It doesn’t happen often, but if you’re going to be in business, you will run across some nut cases from time to time. Some can be diffused, some can’t. That’s just the way things go in business.
There are some simple techniques for dealing with irate customers without burning yourself an ulcer over them and without telling them you hope they get cancer and die!
Here are some tips you may find useful…
1. Don’t take it personal
There is one thing that almost all nasty customers have in common. They try to attack you on a personal level. Name calling is not unusual. When you take it personal, you are likely to get into a yelling match with the customer which resolves nothing and only stands to make things worse. Try to diffuse the situation – kill the anger with kindness so to speak. If that doesn’t work, ask them to contact you again once they have calmed down and are willing to speak reasonably. Refuse to speak with a customer in an irate state. You don’t have to put up with abuse ever.
2. Don’t overdo the “customer is always right” concept
In customer service training you will always hear that the customer is always right. While that is true to some extent, sometimes they are just flat wrong. You should always try to accommodate a customer within reason, but do not allow that concept to go too far.
3. Realize it isn’t always your problem
Sometimes people just have a bad day and are looking for someone to take it out on. A hateful, ugly customer is often one of these people. If you listen to their ranting and raving, then respond kindly telling them you understand their frustration and you want to work with them to come to a resolution, you will often diffuse the anger and uncover the rational human being beneath it.

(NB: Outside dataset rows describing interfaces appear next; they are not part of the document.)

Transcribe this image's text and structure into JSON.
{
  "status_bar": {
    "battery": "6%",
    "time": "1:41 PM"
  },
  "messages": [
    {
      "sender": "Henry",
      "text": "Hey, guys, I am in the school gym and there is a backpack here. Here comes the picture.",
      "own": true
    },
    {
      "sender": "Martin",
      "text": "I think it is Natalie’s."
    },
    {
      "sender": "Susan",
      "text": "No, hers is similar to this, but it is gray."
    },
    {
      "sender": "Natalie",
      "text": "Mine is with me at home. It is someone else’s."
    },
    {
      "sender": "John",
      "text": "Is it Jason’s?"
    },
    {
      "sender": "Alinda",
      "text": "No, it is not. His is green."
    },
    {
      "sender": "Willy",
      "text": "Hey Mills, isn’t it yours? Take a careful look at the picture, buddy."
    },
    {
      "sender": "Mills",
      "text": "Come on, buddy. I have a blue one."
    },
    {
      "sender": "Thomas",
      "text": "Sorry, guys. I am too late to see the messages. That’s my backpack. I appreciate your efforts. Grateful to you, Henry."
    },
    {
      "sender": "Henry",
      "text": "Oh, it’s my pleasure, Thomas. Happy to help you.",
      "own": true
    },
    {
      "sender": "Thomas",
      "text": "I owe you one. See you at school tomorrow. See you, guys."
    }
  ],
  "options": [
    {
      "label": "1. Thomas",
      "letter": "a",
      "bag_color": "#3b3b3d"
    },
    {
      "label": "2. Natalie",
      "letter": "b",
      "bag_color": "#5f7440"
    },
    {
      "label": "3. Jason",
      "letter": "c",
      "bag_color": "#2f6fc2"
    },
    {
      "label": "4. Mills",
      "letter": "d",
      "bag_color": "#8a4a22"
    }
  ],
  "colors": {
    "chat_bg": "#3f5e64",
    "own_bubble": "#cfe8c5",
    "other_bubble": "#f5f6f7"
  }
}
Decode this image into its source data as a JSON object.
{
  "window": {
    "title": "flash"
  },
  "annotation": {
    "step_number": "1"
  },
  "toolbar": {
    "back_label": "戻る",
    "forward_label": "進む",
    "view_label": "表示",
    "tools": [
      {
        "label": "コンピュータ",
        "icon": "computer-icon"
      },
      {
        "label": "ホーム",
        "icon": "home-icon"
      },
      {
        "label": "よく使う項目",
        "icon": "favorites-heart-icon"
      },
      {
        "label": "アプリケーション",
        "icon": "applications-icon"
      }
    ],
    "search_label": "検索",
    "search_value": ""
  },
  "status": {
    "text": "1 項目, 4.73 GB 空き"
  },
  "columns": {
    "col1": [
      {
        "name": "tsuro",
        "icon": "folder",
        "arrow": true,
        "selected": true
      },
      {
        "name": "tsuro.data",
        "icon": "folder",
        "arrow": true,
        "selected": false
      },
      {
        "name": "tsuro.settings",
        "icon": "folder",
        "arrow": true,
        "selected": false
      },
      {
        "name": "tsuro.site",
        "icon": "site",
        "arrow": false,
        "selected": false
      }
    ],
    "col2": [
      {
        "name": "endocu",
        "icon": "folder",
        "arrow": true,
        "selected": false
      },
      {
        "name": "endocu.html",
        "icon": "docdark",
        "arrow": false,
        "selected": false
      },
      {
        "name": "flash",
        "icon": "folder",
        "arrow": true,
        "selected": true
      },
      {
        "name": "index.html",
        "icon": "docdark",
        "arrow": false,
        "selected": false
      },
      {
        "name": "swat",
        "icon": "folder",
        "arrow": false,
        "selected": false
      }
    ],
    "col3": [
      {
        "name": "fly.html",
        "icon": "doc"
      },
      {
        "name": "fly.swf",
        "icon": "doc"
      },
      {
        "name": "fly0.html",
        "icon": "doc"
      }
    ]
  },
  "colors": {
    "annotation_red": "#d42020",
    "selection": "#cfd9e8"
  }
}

4. Don’t fall for fear invoking bluffs
In customer service some business people tend to do anything to avoid the potential harm of a threat even if it means losing money or giving in to irrational demands. When you are threatened, consider the validity of the threat. Do you really think someone is going to pay thousands of dollars in attorney fees to sue you over a low dollar transaction? Likely not. Again, do what you can to accommodate within reason but don’t give in to unsubstantiated threats.
5. Be prepared to decide whether or not a customer relationship is worth salvaging
You’ve heard it said that one happy customer tells one person about your business while an unhappy customer will tell 10 or more. Undoubtedly, word of mouth can be the best or the worst exposure for your business. This is the very basis of the “the customer is always right” concept. Of course it is best to salvage a customer relationship if you can, but again, do so within reason.